The city consists of buildings, structures, dioramas, and statues that are related to Diyu, the concept of the underworld and hell (or Naraka) in Chinese mythology and Buddhism. It is modeled to resemble Youdu, the capital of Diyu.
After the building of the Three Gorges Dam and the rising of the water level of the river it became separated from the city of Fengdu, which was rebuilt higher up the mountainside on the south side of the river.
According to legend, Fengdu got its name of Ghost city during the Eastern Han Dynasty when two imperial officials, Yin Changsheng and Wang Fangping, came to Ming mountain to practice Taoism and in the process became immortals.
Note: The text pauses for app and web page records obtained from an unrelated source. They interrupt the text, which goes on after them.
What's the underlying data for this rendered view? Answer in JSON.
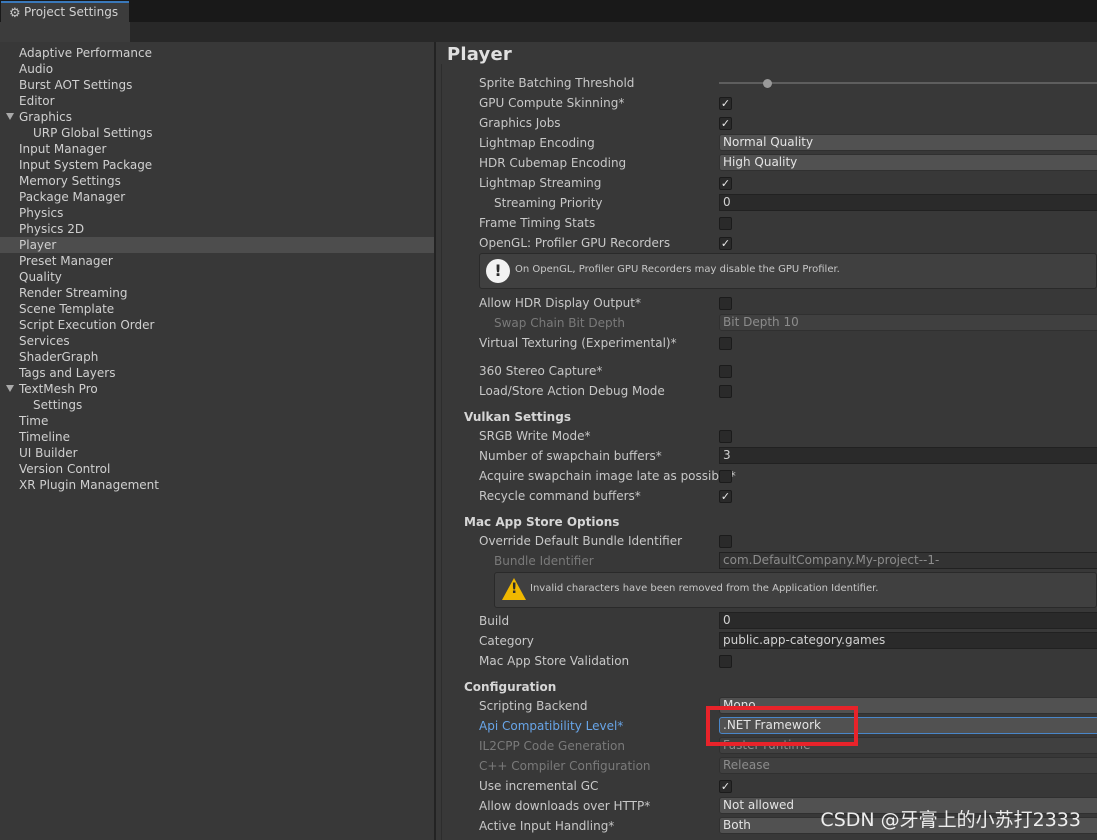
{
  "window": {
    "tab_title": "Project Settings",
    "icon": "gear-icon"
  },
  "sidebar": {
    "items": [
      {
        "label": "Adaptive Performance"
      },
      {
        "label": "Audio"
      },
      {
        "label": "Burst AOT Settings"
      },
      {
        "label": "Editor"
      },
      {
        "label": "Graphics",
        "expanded": true
      },
      {
        "label": "URP Global Settings",
        "child": true
      },
      {
        "label": "Input Manager"
      },
      {
        "label": "Input System Package"
      },
      {
        "label": "Memory Settings"
      },
      {
        "label": "Package Manager"
      },
      {
        "label": "Physics"
      },
      {
        "label": "Physics 2D"
      },
      {
        "label": "Player",
        "selected": true
      },
      {
        "label": "Preset Manager"
      },
      {
        "label": "Quality"
      },
      {
        "label": "Render Streaming"
      },
      {
        "label": "Scene Template"
      },
      {
        "label": "Script Execution Order"
      },
      {
        "label": "Services"
      },
      {
        "label": "ShaderGraph"
      },
      {
        "label": "Tags and Layers"
      },
      {
        "label": "TextMesh Pro",
        "expanded": true
      },
      {
        "label": "Settings",
        "child": true
      },
      {
        "label": "Time"
      },
      {
        "label": "Timeline"
      },
      {
        "label": "UI Builder"
      },
      {
        "label": "Version Control"
      },
      {
        "label": "XR Plugin Management"
      }
    ]
  },
  "main": {
    "header": "Player",
    "rows": {
      "sprite_batching_threshold": "Sprite Batching Threshold",
      "gpu_compute_skinning": "GPU Compute Skinning*",
      "graphics_jobs": "Graphics Jobs",
      "lightmap_encoding": "Lightmap Encoding",
      "lightmap_encoding_value": "Normal Quality",
      "hdr_cubemap_encoding": "HDR Cubemap Encoding",
      "hdr_cubemap_encoding_value": "High Quality",
      "lightmap_streaming": "Lightmap Streaming",
      "streaming_priority": "Streaming Priority",
      "streaming_priority_value": "0",
      "frame_timing_stats": "Frame Timing Stats",
      "opengl_profiler": "OpenGL: Profiler GPU Recorders",
      "opengl_help": "On OpenGL, Profiler GPU Recorders may disable the GPU Profiler.",
      "allow_hdr": "Allow HDR Display Output*",
      "swap_chain_bit_depth": "Swap Chain Bit Depth",
      "swap_chain_bit_depth_value": "Bit Depth 10",
      "virtual_texturing": "Virtual Texturing (Experimental)*",
      "stereo_capture": "360 Stereo Capture*",
      "load_store_debug": "Load/Store Action Debug Mode"
    },
    "vulkan": {
      "title": "Vulkan Settings",
      "srgb_write": "SRGB Write Mode*",
      "swapchain_buffers": "Number of swapchain buffers*",
      "swapchain_buffers_value": "3",
      "acquire_late": "Acquire swapchain image late as possible*",
      "recycle_buffers": "Recycle command buffers*"
    },
    "mac": {
      "title": "Mac App Store Options",
      "override_bundle": "Override Default Bundle Identifier",
      "bundle_identifier": "Bundle Identifier",
      "bundle_identifier_value": "com.DefaultCompany.My-project--1-",
      "warning": "Invalid characters have been removed from the Application Identifier.",
      "build": "Build",
      "build_value": "0",
      "category": "Category",
      "category_value": "public.app-category.games",
      "validation": "Mac App Store Validation"
    },
    "config": {
      "title": "Configuration",
      "scripting_backend": "Scripting Backend",
      "scripting_backend_value": "Mono",
      "api_level": "Api Compatibility Level*",
      "api_level_value": ".NET Framework",
      "il2cpp_gen": "IL2CPP Code Generation",
      "il2cpp_gen_value": "Faster runtime",
      "cpp_config": "C++ Compiler Configuration",
      "cpp_config_value": "Release",
      "incremental_gc": "Use incremental GC",
      "downloads_http": "Allow downloads over HTTP*",
      "downloads_http_value": "Not allowed",
      "input_handling": "Active Input Handling*",
      "input_handling_value": "Both"
    }
  },
  "watermark": "CSDN @牙膏上的小苏打2333",
  "colors": {
    "accent_blue": "#68a5e8",
    "highlight_red": "#e8232a",
    "tab_accent": "#3a79bb"
  }
}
The combination of their names, Yinwan, means “King of Hell” and that was the beginning of the site’s focus on the underworld. Many of the temples and shrines show paintings and sculptures of people being tortured for their sins.
According to Chinese beliefs, the dead must pass three tests before passing to the next life.
First they must pass the ‘Bridge of Helplessness’. This stone bridge was built during the Ming Dynasty and is a test for Good and Evil. It has three arches and only the middle one is used for testing people. There are different protocols for crossing the bridge depending on sex, age, marital status. At the bridge demons allow or forbid passage. The good are allowed to pass while the evil will be pushed to the water below.
This is now done as a tourist attraction and performers characterised as demons momentarily stop tourists on the bridge but finally allow them across.
Then the dead must proceed to Ghost-Torturing Pass where they present themselves for judgment before Yama, King of Hell. This is the second test. In this area there are large sculptures of demons.